§ Exercise data

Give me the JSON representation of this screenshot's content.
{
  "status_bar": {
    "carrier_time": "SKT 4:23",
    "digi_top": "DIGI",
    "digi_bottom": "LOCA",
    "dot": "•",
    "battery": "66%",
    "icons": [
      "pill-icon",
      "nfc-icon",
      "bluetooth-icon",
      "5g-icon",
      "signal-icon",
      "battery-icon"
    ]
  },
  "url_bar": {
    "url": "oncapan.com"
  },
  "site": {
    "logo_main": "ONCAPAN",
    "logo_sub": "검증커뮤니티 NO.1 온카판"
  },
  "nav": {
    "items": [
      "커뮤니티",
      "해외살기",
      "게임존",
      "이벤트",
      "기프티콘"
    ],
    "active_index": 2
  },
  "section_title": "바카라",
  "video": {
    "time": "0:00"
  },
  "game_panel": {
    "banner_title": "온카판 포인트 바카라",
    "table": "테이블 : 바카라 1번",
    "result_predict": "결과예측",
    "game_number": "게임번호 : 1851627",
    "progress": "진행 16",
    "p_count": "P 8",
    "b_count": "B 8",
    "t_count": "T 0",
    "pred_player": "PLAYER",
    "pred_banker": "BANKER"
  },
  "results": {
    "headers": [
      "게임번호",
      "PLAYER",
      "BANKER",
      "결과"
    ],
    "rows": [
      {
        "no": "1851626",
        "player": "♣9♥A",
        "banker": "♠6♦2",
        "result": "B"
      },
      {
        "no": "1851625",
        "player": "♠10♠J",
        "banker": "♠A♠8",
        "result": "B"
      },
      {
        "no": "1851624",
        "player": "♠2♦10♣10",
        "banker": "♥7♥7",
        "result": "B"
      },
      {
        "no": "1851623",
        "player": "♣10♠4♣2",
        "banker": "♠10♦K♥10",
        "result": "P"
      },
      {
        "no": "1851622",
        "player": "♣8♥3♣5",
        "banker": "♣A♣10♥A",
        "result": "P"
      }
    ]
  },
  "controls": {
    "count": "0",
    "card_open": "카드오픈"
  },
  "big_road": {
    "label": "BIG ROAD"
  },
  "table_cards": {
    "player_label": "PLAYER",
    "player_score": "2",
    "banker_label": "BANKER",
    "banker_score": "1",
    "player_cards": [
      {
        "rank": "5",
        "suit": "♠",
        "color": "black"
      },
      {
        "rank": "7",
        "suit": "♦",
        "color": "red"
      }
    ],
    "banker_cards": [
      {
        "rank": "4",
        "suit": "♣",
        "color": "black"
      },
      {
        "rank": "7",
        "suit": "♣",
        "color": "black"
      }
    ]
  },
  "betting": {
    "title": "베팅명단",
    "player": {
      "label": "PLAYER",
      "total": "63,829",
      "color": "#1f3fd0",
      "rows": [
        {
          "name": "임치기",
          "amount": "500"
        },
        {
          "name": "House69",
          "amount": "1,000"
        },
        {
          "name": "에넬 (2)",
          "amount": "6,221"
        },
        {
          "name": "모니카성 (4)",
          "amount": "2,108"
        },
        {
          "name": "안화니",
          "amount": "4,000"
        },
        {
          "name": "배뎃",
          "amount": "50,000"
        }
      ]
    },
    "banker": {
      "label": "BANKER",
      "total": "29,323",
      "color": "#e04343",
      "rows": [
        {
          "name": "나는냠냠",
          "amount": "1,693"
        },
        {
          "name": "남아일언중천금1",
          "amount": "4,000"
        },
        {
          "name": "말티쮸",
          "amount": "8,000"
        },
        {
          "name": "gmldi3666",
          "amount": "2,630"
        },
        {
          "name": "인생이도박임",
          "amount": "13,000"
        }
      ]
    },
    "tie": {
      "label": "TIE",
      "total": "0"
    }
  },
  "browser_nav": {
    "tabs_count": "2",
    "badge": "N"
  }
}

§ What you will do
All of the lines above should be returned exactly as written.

§ Answer to the problem
Give me the JSON representation of this screenshot's content.
{
  "status_bar": {
    "carrier_time": "SKT 4:23",
    "digi_top": "DIGI",
    "digi_bottom": "LOCA",
    "dot": "•",
    "battery": "66%",
    "icons": [
      "pill-icon",
      "nfc-icon",
      "bluetooth-icon",
      "5g-icon",
      "signal-icon",
      "battery-icon"
    ]
  },
  "url_bar": {
    "url": "oncapan.com"
  },
  "site": {
    "logo_main": "ONCAPAN",
    "logo_sub": "검증커뮤니티 NO.1 온카판"
  },
  "nav": {
    "items": [
      "커뮤니티",
      "해외살기",
      "게임존",
      "이벤트",
      "기프티콘"
    ],
    "active_index": 2
  },
  "section_title": "바카라",
  "video": {
    "time": "0:00"
  },
  "game_panel": {
    "banner_title": "온카판 포인트 바카라",
    "table": "테이블 : 바카라 1번",
    "result_predict": "결과예측",
    "game_number": "게임번호 : 1851627",
    "progress": "진행 16",
    "p_count": "P 8",
    "b_count": "B 8",
    "t_count": "T 0",
    "pred_player": "PLAYER",
    "pred_banker": "BANKER"
  },
  "results": {
    "headers": [
      "게임번호",
      "PLAYER",
      "BANKER",
      "결과"
    ],
    "rows": [
      {
        "no": "1851626",
        "player": "♣9♥A",
        "banker": "♠6♦2",
        "result": "B"
      },
      {
        "no": "1851625",
        "player": "♠10♠J",
        "banker": "♠A♠8",
        "result": "B"
      },
      {
        "no": "1851624",
        "player": "♠2♦10♣10",
        "banker": "♥7♥7",
        "result": "B"
      },
      {
        "no": "1851623",
        "player": "♣10♠4♣2",
        "banker": "♠10♦K♥10",
        "result": "P"
      },
      {
        "no": "1851622",
        "player": "♣8♥3♣5",
        "banker": "♣A♣10♥A",
        "result": "P"
      }
    ]
  },
  "controls": {
    "count": "0",
    "card_open": "카드오픈"
  },
  "big_road": {
    "label": "BIG ROAD"
  },
  "table_cards": {
    "player_label": "PLAYER",
    "player_score": "2",
    "banker_label": "BANKER",
    "banker_score": "1",
    "player_cards": [
      {
        "rank": "5",
        "suit": "♠",
        "color": "black"
      },
      {
        "rank": "7",
        "suit": "♦",
        "color": "red"
      }
    ],
    "banker_cards": [
      {
        "rank": "4",
        "suit": "♣",
        "color": "black"
      },
      {
        "rank": "7",
        "suit": "♣",
        "color": "black"
      }
    ]
  },
  "betting": {
    "title": "베팅명단",
    "player": {
      "label": "PLAYER",
      "total": "63,829",
      "color": "#1f3fd0",
      "rows": [
        {
          "name": "임치기",
          "amount": "500"
        },
        {
          "name": "House69",
          "amount": "1,000"
        },
        {
          "name": "에넬 (2)",
          "amount": "6,221"
        },
        {
          "name": "모니카성 (4)",
          "amount": "2,108"
        },
        {
          "name": "안화니",
          "amount": "4,000"
        },
        {
          "name": "배뎃",
          "amount": "50,000"
        }
      ]
    },
    "banker": {
      "label": "BANKER",
      "total": "29,323",
      "color": "#e04343",
      "rows": [
        {
          "name": "나는냠냠",
          "amount": "1,693"
        },
        {
          "name": "남아일언중천금1",
          "amount": "4,000"
        },
        {
          "name": "말티쮸",
          "amount": "8,000"
        },
        {
          "name": "gmldi3666",
          "amount": "2,630"
        },
        {
          "name": "인생이도박임",
          "amount": "13,000"
        }
      ]
    },
    "tie": {
      "label": "TIE",
      "total": "0"
    }
  },
  "browser_nav": {
    "tabs_count": "2",
    "badge": "N"
  }
}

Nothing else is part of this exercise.